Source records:

----

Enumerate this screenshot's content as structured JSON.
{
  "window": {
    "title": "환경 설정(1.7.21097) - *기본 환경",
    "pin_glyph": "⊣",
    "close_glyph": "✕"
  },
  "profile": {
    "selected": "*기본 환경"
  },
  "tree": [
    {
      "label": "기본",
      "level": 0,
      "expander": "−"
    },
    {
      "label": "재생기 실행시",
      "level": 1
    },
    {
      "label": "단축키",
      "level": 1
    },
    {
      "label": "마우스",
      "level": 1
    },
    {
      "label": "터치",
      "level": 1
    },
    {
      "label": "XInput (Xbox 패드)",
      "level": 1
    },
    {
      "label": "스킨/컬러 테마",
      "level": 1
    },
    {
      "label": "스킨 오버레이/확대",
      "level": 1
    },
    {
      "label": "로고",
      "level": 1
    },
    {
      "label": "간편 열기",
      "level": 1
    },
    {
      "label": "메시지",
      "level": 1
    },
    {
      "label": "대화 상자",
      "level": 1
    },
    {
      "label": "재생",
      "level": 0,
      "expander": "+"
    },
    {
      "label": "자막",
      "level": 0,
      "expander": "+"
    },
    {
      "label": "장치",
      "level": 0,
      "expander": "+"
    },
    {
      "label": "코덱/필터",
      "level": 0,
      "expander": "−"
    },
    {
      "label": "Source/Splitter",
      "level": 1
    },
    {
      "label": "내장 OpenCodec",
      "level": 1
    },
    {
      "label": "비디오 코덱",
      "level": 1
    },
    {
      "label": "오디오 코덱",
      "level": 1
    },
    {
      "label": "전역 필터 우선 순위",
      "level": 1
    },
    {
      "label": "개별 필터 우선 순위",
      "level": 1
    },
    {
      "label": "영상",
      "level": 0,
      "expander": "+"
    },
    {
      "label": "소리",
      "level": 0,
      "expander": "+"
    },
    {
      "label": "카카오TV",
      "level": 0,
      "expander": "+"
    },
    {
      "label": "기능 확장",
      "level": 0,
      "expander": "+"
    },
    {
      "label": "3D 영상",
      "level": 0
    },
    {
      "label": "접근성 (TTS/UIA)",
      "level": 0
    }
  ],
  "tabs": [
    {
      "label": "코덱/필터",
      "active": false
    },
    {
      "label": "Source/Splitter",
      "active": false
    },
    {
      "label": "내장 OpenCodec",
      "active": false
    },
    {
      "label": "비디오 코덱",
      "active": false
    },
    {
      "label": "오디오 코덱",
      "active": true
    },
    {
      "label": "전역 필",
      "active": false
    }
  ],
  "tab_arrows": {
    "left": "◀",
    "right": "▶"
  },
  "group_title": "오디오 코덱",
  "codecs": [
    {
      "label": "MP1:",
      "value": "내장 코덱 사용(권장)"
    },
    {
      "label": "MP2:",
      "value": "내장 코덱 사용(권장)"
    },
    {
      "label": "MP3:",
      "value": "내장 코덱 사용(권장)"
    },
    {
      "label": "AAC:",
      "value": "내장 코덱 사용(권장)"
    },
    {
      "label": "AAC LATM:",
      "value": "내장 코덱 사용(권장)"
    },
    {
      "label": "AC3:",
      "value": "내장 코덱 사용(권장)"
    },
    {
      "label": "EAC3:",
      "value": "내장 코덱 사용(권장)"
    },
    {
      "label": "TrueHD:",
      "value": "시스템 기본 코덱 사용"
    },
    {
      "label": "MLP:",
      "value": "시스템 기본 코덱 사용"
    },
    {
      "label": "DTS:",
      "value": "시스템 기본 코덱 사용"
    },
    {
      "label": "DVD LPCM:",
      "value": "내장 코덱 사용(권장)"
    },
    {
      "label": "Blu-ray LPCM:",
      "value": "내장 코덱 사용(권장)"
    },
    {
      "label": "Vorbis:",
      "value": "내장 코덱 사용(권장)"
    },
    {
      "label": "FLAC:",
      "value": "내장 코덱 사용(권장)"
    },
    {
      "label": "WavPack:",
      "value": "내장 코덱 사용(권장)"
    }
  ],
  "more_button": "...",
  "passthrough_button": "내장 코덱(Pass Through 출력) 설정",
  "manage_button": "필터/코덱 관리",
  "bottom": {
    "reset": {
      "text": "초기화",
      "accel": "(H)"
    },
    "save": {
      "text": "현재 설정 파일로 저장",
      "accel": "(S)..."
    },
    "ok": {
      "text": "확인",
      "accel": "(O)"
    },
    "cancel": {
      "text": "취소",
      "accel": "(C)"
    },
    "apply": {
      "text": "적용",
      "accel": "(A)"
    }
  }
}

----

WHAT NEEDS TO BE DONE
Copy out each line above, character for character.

OUTPUT
Enumerate this screenshot's content as structured JSON.
{
  "window": {
    "title": "환경 설정(1.7.21097) - *기본 환경",
    "pin_glyph": "⊣",
    "close_glyph": "✕"
  },
  "profile": {
    "selected": "*기본 환경"
  },
  "tree": [
    {
      "label": "기본",
      "level": 0,
      "expander": "−"
    },
    {
      "label": "재생기 실행시",
      "level": 1
    },
    {
      "label": "단축키",
      "level": 1
    },
    {
      "label": "마우스",
      "level": 1
    },
    {
      "label": "터치",
      "level": 1
    },
    {
      "label": "XInput (Xbox 패드)",
      "level": 1
    },
    {
      "label": "스킨/컬러 테마",
      "level": 1
    },
    {
      "label": "스킨 오버레이/확대",
      "level": 1
    },
    {
      "label": "로고",
      "level": 1
    },
    {
      "label": "간편 열기",
      "level": 1
    },
    {
      "label": "메시지",
      "level": 1
    },
    {
      "label": "대화 상자",
      "level": 1
    },
    {
      "label": "재생",
      "level": 0,
      "expander": "+"
    },
    {
      "label": "자막",
      "level": 0,
      "expander": "+"
    },
    {
      "label": "장치",
      "level": 0,
      "expander": "+"
    },
    {
      "label": "코덱/필터",
      "level": 0,
      "expander": "−"
    },
    {
      "label": "Source/Splitter",
      "level": 1
    },
    {
      "label": "내장 OpenCodec",
      "level": 1
    },
    {
      "label": "비디오 코덱",
      "level": 1
    },
    {
      "label": "오디오 코덱",
      "level": 1
    },
    {
      "label": "전역 필터 우선 순위",
      "level": 1
    },
    {
      "label": "개별 필터 우선 순위",
      "level": 1
    },
    {
      "label": "영상",
      "level": 0,
      "expander": "+"
    },
    {
      "label": "소리",
      "level": 0,
      "expander": "+"
    },
    {
      "label": "카카오TV",
      "level": 0,
      "expander": "+"
    },
    {
      "label": "기능 확장",
      "level": 0,
      "expander": "+"
    },
    {
      "label": "3D 영상",
      "level": 0
    },
    {
      "label": "접근성 (TTS/UIA)",
      "level": 0
    }
  ],
  "tabs": [
    {
      "label": "코덱/필터",
      "active": false
    },
    {
      "label": "Source/Splitter",
      "active": false
    },
    {
      "label": "내장 OpenCodec",
      "active": false
    },
    {
      "label": "비디오 코덱",
      "active": false
    },
    {
      "label": "오디오 코덱",
      "active": true
    },
    {
      "label": "전역 필",
      "active": false
    }
  ],
  "tab_arrows": {
    "left": "◀",
    "right": "▶"
  },
  "group_title": "오디오 코덱",
  "codecs": [
    {
      "label": "MP1:",
      "value": "내장 코덱 사용(권장)"
    },
    {
      "label": "MP2:",
      "value": "내장 코덱 사용(권장)"
    },
    {
      "label": "MP3:",
      "value": "내장 코덱 사용(권장)"
    },
    {
      "label": "AAC:",
      "value": "내장 코덱 사용(권장)"
    },
    {
      "label": "AAC LATM:",
      "value": "내장 코덱 사용(권장)"
    },
    {
      "label": "AC3:",
      "value": "내장 코덱 사용(권장)"
    },
    {
      "label": "EAC3:",
      "value": "내장 코덱 사용(권장)"
    },
    {
      "label": "TrueHD:",
      "value": "시스템 기본 코덱 사용"
    },
    {
      "label": "MLP:",
      "value": "시스템 기본 코덱 사용"
    },
    {
      "label": "DTS:",
      "value": "시스템 기본 코덱 사용"
    },
    {
      "label": "DVD LPCM:",
      "value": "내장 코덱 사용(권장)"
    },
    {
      "label": "Blu-ray LPCM:",
      "value": "내장 코덱 사용(권장)"
    },
    {
      "label": "Vorbis:",
      "value": "내장 코덱 사용(권장)"
    },
    {
      "label": "FLAC:",
      "value": "내장 코덱 사용(권장)"
    },
    {
      "label": "WavPack:",
      "value": "내장 코덱 사용(권장)"
    }
  ],
  "more_button": "...",
  "passthrough_button": "내장 코덱(Pass Through 출력) 설정",
  "manage_button": "필터/코덱 관리",
  "bottom": {
    "reset": {
      "text": "초기화",
      "accel": "(H)"
    },
    "save": {
      "text": "현재 설정 파일로 저장",
      "accel": "(S)..."
    },
    "ok": {
      "text": "확인",
      "accel": "(O)"
    },
    "cancel": {
      "text": "취소",
      "accel": "(C)"
    },
    "apply": {
      "text": "적용",
      "accel": "(A)"
    }
  }
}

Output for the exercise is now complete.